But Victoria was supposed to be a veritable coronation with a generally happy and unengaged electorate – until Labor gets busted for using tax payer dollars for campaigning. And then the Libs pull some strange stunt on an Easter holiday sitting. Wait, WHY were they sitting on Good Friday? There’s a number of other grumbles, and the federal Liberal contingent seems very determined to muck with Victorian state affairs, from the various crime commentary to Turnbull announcing money for rail infrastructure without so much as a quick phone call to the Premier before he told media, but you get the idea.
Voters don’t like volatility. They start paying attention, and tend to get angry. Angry voters yack at the less engaged citizens, who just gather that something is wrong – and if enough people yack at them, they too start paying attention. It’s a politically deadly cycle.
I can study one volatile election, but not three. Particularly given the heat and intensity of said volatility; a whole lot of claims, counter claims, fake news this, witch hunt that… I’m ordering popcorn by the carton for the likely “is this candidate eligible” section 44 tomfoolery.
The start for Victoria had already been delayed and the entire VCP was being reviewed anyway (due to a change in one of my supervisors and some other stuff that’s not at all interesting), so it was an easy decision to switch it back to just being a federal study. Those who have signed up to a state study will get an email in the next day or so about whether they want to be deleted or switched to the federal study.
If there are by-elections, we may run a 3-wave pilot on those, but no promises. Other than that, there won’t be any more changes, because it starts in 6 weeks.
It will be fun! Like having a long conversation with several thousand voters about their election experience and listening to them tell me what they think of it all. However, to properly execute the study I need lots and lots of people to sign up and participate from every corner of the country, and stick with me until the end!
Thanks for joining me for the adventure of the Voter Choice Project.
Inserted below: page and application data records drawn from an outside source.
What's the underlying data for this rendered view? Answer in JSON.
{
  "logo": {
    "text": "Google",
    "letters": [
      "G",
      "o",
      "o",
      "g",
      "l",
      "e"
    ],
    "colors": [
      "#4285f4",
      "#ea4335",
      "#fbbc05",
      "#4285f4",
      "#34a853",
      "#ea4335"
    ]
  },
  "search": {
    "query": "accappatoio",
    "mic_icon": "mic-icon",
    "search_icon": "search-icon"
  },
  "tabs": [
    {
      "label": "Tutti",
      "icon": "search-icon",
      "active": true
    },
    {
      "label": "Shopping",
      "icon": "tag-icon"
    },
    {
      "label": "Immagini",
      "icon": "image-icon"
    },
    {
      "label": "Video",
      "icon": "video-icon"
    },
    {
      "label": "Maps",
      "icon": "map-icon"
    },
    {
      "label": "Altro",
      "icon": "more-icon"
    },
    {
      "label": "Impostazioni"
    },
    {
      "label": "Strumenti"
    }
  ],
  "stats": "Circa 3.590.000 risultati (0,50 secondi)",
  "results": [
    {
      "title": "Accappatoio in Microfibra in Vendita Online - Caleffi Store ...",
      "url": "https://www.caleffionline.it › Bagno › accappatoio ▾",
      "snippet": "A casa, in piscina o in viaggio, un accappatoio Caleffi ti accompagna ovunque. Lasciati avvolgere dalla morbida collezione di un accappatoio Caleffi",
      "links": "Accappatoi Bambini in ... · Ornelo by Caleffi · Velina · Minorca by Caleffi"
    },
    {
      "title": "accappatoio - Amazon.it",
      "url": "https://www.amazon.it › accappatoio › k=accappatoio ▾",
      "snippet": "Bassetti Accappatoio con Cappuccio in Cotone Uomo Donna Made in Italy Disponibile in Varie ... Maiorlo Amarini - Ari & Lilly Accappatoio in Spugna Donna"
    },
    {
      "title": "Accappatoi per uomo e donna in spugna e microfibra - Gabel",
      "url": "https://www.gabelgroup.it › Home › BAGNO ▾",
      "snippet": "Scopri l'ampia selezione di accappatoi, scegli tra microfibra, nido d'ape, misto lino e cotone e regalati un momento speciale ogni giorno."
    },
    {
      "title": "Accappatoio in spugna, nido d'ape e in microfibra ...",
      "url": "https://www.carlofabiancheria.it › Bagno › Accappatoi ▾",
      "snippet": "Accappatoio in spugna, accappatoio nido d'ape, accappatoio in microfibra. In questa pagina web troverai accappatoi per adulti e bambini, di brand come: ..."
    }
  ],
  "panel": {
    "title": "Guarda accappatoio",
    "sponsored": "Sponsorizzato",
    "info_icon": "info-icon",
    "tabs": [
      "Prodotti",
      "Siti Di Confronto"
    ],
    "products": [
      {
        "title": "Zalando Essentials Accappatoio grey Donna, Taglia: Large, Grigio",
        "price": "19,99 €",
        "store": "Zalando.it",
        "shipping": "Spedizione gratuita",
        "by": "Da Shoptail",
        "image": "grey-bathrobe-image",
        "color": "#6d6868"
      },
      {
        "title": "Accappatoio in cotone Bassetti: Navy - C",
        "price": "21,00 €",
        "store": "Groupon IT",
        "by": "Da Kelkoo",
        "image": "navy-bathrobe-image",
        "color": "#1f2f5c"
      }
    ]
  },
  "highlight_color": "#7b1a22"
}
I’ll do my best keep this blog updated with project news and posting things of interest for fellow election nerds.